Records START

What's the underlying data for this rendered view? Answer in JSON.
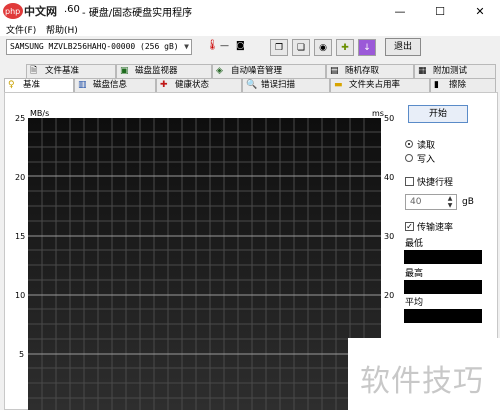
{
  "window": {
    "title_prefix": ".60",
    "title": "- 硬盘/固态硬盘实用程序",
    "logo_text": "php中文网",
    "controls": {
      "minimize": "—",
      "maximize": "☐",
      "close": "✕"
    }
  },
  "menu": {
    "items": [
      "文件(F)",
      "帮助(H)"
    ]
  },
  "toolbar": {
    "drive": "SAMSUNG MZVLB256HAHQ-00000 (256 gB)",
    "temp_value": "— ",
    "exit_label": "退出",
    "icons": [
      "thermometer-icon",
      "copy-icon",
      "copy2-icon",
      "camera-icon",
      "puzzle-icon",
      "download-icon"
    ]
  },
  "tabs_top": [
    {
      "label": "文件基准",
      "icon": "file-benchmark-icon"
    },
    {
      "label": "磁盘监视器",
      "icon": "disk-monitor-icon"
    },
    {
      "label": "自动噪音管理",
      "icon": "noise-icon"
    },
    {
      "label": "随机存取",
      "icon": "random-access-icon"
    },
    {
      "label": "附加测试",
      "icon": "extra-tests-icon"
    }
  ],
  "tabs_bottom": [
    {
      "label": "基准",
      "icon": "benchmark-icon"
    },
    {
      "label": "磁盘信息",
      "icon": "disk-info-icon"
    },
    {
      "label": "健康状态",
      "icon": "health-icon"
    },
    {
      "label": "错误扫描",
      "icon": "error-scan-icon"
    },
    {
      "label": "文件夹占用率",
      "icon": "folder-usage-icon"
    },
    {
      "label": "擦除",
      "icon": "erase-icon"
    }
  ],
  "chart": {
    "y_unit_left": "MB/s",
    "y_unit_right": "ms",
    "left_ticks": [
      "25",
      "20",
      "15",
      "10",
      "5"
    ],
    "right_ticks": [
      "50",
      "40",
      "30",
      "20"
    ]
  },
  "side": {
    "start_label": "开始",
    "read_label": "读取",
    "write_label": "写入",
    "short_stroke_label": "快捷行程",
    "stroke_value": "40",
    "stroke_unit": "gB",
    "transfer_rate_label": "传输速率",
    "min_label": "最低",
    "max_label": "最高",
    "avg_label": "平均"
  },
  "watermark": {
    "text": "软件技巧"
  }
}
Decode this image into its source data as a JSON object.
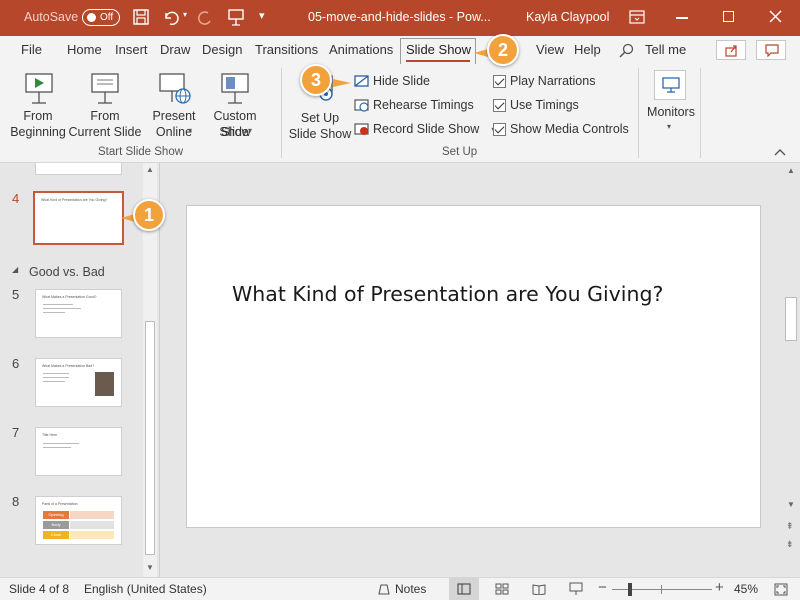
{
  "titlebar": {
    "autosave_label": "AutoSave",
    "autosave_state": "Off",
    "doc_title": "05-move-and-hide-slides - Pow...",
    "user_name": "Kayla Claypool"
  },
  "tabs": [
    {
      "label": "File"
    },
    {
      "label": "Home"
    },
    {
      "label": "Insert"
    },
    {
      "label": "Draw"
    },
    {
      "label": "Design"
    },
    {
      "label": "Transitions"
    },
    {
      "label": "Animations"
    },
    {
      "label": "Slide Show"
    },
    {
      "label": "View"
    },
    {
      "label": "Help"
    }
  ],
  "tell_me": "Tell me",
  "ribbon": {
    "from_beginning": [
      "From",
      "Beginning"
    ],
    "from_current": [
      "From",
      "Current Slide"
    ],
    "present_online": [
      "Present",
      "Online"
    ],
    "custom_show": [
      "Custom Slide",
      "Show"
    ],
    "group_start": "Start Slide Show",
    "setup_show": [
      "Set Up",
      "Slide Show"
    ],
    "hide_slide": "Hide Slide",
    "rehearse": "Rehearse Timings",
    "record": "Record Slide Show",
    "play_narrations": "Play Narrations",
    "use_timings": "Use Timings",
    "show_media": "Show Media Controls",
    "group_setup": "Set Up",
    "monitors": "Monitors"
  },
  "thumbnails": {
    "section_name": "Good vs. Bad",
    "slides": [
      {
        "num": "4",
        "title": "What Kind of Presentation are You Giving?"
      },
      {
        "num": "5",
        "title": "What Makes a Presentation Good?"
      },
      {
        "num": "6",
        "title": "What Makes a Presentation Bad?"
      },
      {
        "num": "7",
        "title": "Title Here"
      },
      {
        "num": "8",
        "title": "Parts of a Presentation"
      }
    ],
    "slide8_labels": [
      "Opening",
      "Body",
      "Close"
    ]
  },
  "slide": {
    "title": "What Kind of Presentation are You Giving?"
  },
  "status": {
    "slide_info": "Slide 4 of 8",
    "language": "English (United States)",
    "notes": "Notes",
    "zoom": "45%"
  },
  "callouts": [
    "1",
    "2",
    "3"
  ],
  "colors": {
    "accent": "#b7472a",
    "callout": "#f2a23c"
  }
}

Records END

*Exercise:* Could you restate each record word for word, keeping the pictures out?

*Finished exercise:*
What's the underlying data for this rendered view? Answer in JSON.
{
  "window": {
    "title_prefix": ".60",
    "title": "- 硬盘/固态硬盘实用程序",
    "logo_text": "php中文网",
    "controls": {
      "minimize": "—",
      "maximize": "☐",
      "close": "✕"
    }
  },
  "menu": {
    "items": [
      "文件(F)",
      "帮助(H)"
    ]
  },
  "toolbar": {
    "drive": "SAMSUNG MZVLB256HAHQ-00000 (256 gB)",
    "temp_value": "— ",
    "exit_label": "退出",
    "icons": [
      "thermometer-icon",
      "copy-icon",
      "copy2-icon",
      "camera-icon",
      "puzzle-icon",
      "download-icon"
    ]
  },
  "tabs_top": [
    {
      "label": "文件基准",
      "icon": "file-benchmark-icon"
    },
    {
      "label": "磁盘监视器",
      "icon": "disk-monitor-icon"
    },
    {
      "label": "自动噪音管理",
      "icon": "noise-icon"
    },
    {
      "label": "随机存取",
      "icon": "random-access-icon"
    },
    {
      "label": "附加测试",
      "icon": "extra-tests-icon"
    }
  ],
  "tabs_bottom": [
    {
      "label": "基准",
      "icon": "benchmark-icon"
    },
    {
      "label": "磁盘信息",
      "icon": "disk-info-icon"
    },
    {
      "label": "健康状态",
      "icon": "health-icon"
    },
    {
      "label": "错误扫描",
      "icon": "error-scan-icon"
    },
    {
      "label": "文件夹占用率",
      "icon": "folder-usage-icon"
    },
    {
      "label": "擦除",
      "icon": "erase-icon"
    }
  ],
  "chart": {
    "y_unit_left": "MB/s",
    "y_unit_right": "ms",
    "left_ticks": [
      "25",
      "20",
      "15",
      "10",
      "5"
    ],
    "right_ticks": [
      "50",
      "40",
      "30",
      "20"
    ]
  },
  "side": {
    "start_label": "开始",
    "read_label": "读取",
    "write_label": "写入",
    "short_stroke_label": "快捷行程",
    "stroke_value": "40",
    "stroke_unit": "gB",
    "transfer_rate_label": "传输速率",
    "min_label": "最低",
    "max_label": "最高",
    "avg_label": "平均"
  },
  "watermark": {
    "text": "软件技巧"
  }
}
Decode this image into its source data as a JSON object.
{
  "titlebar": {
    "autosave_label": "AutoSave",
    "autosave_state": "Off",
    "doc_title": "05-move-and-hide-slides - Pow...",
    "user_name": "Kayla Claypool"
  },
  "tabs": [
    {
      "label": "File"
    },
    {
      "label": "Home"
    },
    {
      "label": "Insert"
    },
    {
      "label": "Draw"
    },
    {
      "label": "Design"
    },
    {
      "label": "Transitions"
    },
    {
      "label": "Animations"
    },
    {
      "label": "Slide Show"
    },
    {
      "label": "View"
    },
    {
      "label": "Help"
    }
  ],
  "tell_me": "Tell me",
  "ribbon": {
    "from_beginning": [
      "From",
      "Beginning"
    ],
    "from_current": [
      "From",
      "Current Slide"
    ],
    "present_online": [
      "Present",
      "Online"
    ],
    "custom_show": [
      "Custom Slide",
      "Show"
    ],
    "group_start": "Start Slide Show",
    "setup_show": [
      "Set Up",
      "Slide Show"
    ],
    "hide_slide": "Hide Slide",
    "rehearse": "Rehearse Timings",
    "record": "Record Slide Show",
    "play_narrations": "Play Narrations",
    "use_timings": "Use Timings",
    "show_media": "Show Media Controls",
    "group_setup": "Set Up",
    "monitors": "Monitors"
  },
  "thumbnails": {
    "section_name": "Good vs. Bad",
    "slides": [
      {
        "num": "4",
        "title": "What Kind of Presentation are You Giving?"
      },
      {
        "num": "5",
        "title": "What Makes a Presentation Good?"
      },
      {
        "num": "6",
        "title": "What Makes a Presentation Bad?"
      },
      {
        "num": "7",
        "title": "Title Here"
      },
      {
        "num": "8",
        "title": "Parts of a Presentation"
      }
    ],
    "slide8_labels": [
      "Opening",
      "Body",
      "Close"
    ]
  },
  "slide": {
    "title": "What Kind of Presentation are You Giving?"
  },
  "status": {
    "slide_info": "Slide 4 of 8",
    "language": "English (United States)",
    "notes": "Notes",
    "zoom": "45%"
  },
  "callouts": [
    "1",
    "2",
    "3"
  ],
  "colors": {
    "accent": "#b7472a",
    "callout": "#f2a23c"
  }
}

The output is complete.